**Task statement:**
Copy out the entries exactly, from the first line to the last.

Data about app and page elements

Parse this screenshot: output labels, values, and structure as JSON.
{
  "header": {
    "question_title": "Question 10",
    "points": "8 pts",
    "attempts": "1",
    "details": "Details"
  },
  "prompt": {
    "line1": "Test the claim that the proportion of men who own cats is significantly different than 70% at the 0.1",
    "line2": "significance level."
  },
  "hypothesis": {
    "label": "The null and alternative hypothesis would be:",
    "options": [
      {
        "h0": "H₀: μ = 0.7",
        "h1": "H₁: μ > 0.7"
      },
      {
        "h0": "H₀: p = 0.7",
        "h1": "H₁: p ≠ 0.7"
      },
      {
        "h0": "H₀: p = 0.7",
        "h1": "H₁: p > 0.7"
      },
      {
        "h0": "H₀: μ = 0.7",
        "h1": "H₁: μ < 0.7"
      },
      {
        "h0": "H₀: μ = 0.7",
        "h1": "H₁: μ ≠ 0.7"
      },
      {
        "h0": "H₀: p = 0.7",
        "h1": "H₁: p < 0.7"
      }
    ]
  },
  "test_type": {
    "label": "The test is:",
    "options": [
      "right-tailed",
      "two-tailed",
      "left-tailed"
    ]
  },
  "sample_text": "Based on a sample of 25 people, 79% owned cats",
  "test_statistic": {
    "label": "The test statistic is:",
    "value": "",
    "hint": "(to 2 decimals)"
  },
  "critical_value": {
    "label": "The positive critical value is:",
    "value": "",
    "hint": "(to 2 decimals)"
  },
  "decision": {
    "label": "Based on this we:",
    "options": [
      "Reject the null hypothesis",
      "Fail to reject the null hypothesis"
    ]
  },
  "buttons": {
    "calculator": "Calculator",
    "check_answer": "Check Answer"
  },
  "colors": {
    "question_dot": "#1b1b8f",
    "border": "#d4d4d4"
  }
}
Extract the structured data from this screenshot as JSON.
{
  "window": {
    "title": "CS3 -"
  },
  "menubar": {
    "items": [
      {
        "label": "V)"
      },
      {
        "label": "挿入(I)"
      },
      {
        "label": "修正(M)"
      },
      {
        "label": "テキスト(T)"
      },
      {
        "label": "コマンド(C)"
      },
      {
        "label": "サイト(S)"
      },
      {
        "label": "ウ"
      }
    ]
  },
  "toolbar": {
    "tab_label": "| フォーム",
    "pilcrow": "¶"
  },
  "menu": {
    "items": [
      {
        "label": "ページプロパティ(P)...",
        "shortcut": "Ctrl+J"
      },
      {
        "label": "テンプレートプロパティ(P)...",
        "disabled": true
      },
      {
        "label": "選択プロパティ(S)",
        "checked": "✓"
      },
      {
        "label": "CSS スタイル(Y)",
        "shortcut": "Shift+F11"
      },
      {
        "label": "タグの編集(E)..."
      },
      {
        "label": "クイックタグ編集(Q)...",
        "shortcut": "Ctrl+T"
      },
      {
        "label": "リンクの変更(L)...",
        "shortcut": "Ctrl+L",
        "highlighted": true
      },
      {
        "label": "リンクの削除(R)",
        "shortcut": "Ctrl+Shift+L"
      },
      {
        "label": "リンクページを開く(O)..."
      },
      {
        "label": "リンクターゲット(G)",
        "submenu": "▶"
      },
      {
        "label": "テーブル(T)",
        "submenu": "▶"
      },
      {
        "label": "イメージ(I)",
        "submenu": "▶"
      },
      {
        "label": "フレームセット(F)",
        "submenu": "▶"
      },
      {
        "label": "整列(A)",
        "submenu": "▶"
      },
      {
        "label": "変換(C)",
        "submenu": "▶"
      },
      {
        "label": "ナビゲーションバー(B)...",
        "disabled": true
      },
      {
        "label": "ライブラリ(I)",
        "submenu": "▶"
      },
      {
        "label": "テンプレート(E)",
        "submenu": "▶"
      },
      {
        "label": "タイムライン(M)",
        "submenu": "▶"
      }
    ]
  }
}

**Exercise answer:**
Parse this screenshot: output labels, values, and structure as JSON.
{
  "header": {
    "question_title": "Question 10",
    "points": "8 pts",
    "attempts": "1",
    "details": "Details"
  },
  "prompt": {
    "line1": "Test the claim that the proportion of men who own cats is significantly different than 70% at the 0.1",
    "line2": "significance level."
  },
  "hypothesis": {
    "label": "The null and alternative hypothesis would be:",
    "options": [
      {
        "h0": "H₀: μ = 0.7",
        "h1": "H₁: μ > 0.7"
      },
      {
        "h0": "H₀: p = 0.7",
        "h1": "H₁: p ≠ 0.7"
      },
      {
        "h0": "H₀: p = 0.7",
        "h1": "H₁: p > 0.7"
      },
      {
        "h0": "H₀: μ = 0.7",
        "h1": "H₁: μ < 0.7"
      },
      {
        "h0": "H₀: μ = 0.7",
        "h1": "H₁: μ ≠ 0.7"
      },
      {
        "h0": "H₀: p = 0.7",
        "h1": "H₁: p < 0.7"
      }
    ]
  },
  "test_type": {
    "label": "The test is:",
    "options": [
      "right-tailed",
      "two-tailed",
      "left-tailed"
    ]
  },
  "sample_text": "Based on a sample of 25 people, 79% owned cats",
  "test_statistic": {
    "label": "The test statistic is:",
    "value": "",
    "hint": "(to 2 decimals)"
  },
  "critical_value": {
    "label": "The positive critical value is:",
    "value": "",
    "hint": "(to 2 decimals)"
  },
  "decision": {
    "label": "Based on this we:",
    "options": [
      "Reject the null hypothesis",
      "Fail to reject the null hypothesis"
    ]
  },
  "buttons": {
    "calculator": "Calculator",
    "check_answer": "Check Answer"
  },
  "colors": {
    "question_dot": "#1b1b8f",
    "border": "#d4d4d4"
  }
}
Extract the structured data from this screenshot as JSON.
{
  "window": {
    "title": "CS3 -"
  },
  "menubar": {
    "items": [
      {
        "label": "V)"
      },
      {
        "label": "挿入(I)"
      },
      {
        "label": "修正(M)"
      },
      {
        "label": "テキスト(T)"
      },
      {
        "label": "コマンド(C)"
      },
      {
        "label": "サイト(S)"
      },
      {
        "label": "ウ"
      }
    ]
  },
  "toolbar": {
    "tab_label": "| フォーム",
    "pilcrow": "¶"
  },
  "menu": {
    "items": [
      {
        "label": "ページプロパティ(P)...",
        "shortcut": "Ctrl+J"
      },
      {
        "label": "テンプレートプロパティ(P)...",
        "disabled": true
      },
      {
        "label": "選択プロパティ(S)",
        "checked": "✓"
      },
      {
        "label": "CSS スタイル(Y)",
        "shortcut": "Shift+F11"
      },
      {
        "label": "タグの編集(E)..."
      },
      {
        "label": "クイックタグ編集(Q)...",
        "shortcut": "Ctrl+T"
      },
      {
        "label": "リンクの変更(L)...",
        "shortcut": "Ctrl+L",
        "highlighted": true
      },
      {
        "label": "リンクの削除(R)",
        "shortcut": "Ctrl+Shift+L"
      },
      {
        "label": "リンクページを開く(O)..."
      },
      {
        "label": "リンクターゲット(G)",
        "submenu": "▶"
      },
      {
        "label": "テーブル(T)",
        "submenu": "▶"
      },
      {
        "label": "イメージ(I)",
        "submenu": "▶"
      },
      {
        "label": "フレームセット(F)",
        "submenu": "▶"
      },
      {
        "label": "整列(A)",
        "submenu": "▶"
      },
      {
        "label": "変換(C)",
        "submenu": "▶"
      },
      {
        "label": "ナビゲーションバー(B)...",
        "disabled": true
      },
      {
        "label": "ライブラリ(I)",
        "submenu": "▶"
      },
      {
        "label": "テンプレート(E)",
        "submenu": "▶"
      },
      {
        "label": "タイムライン(M)",
        "submenu": "▶"
      }
    ]
  }
}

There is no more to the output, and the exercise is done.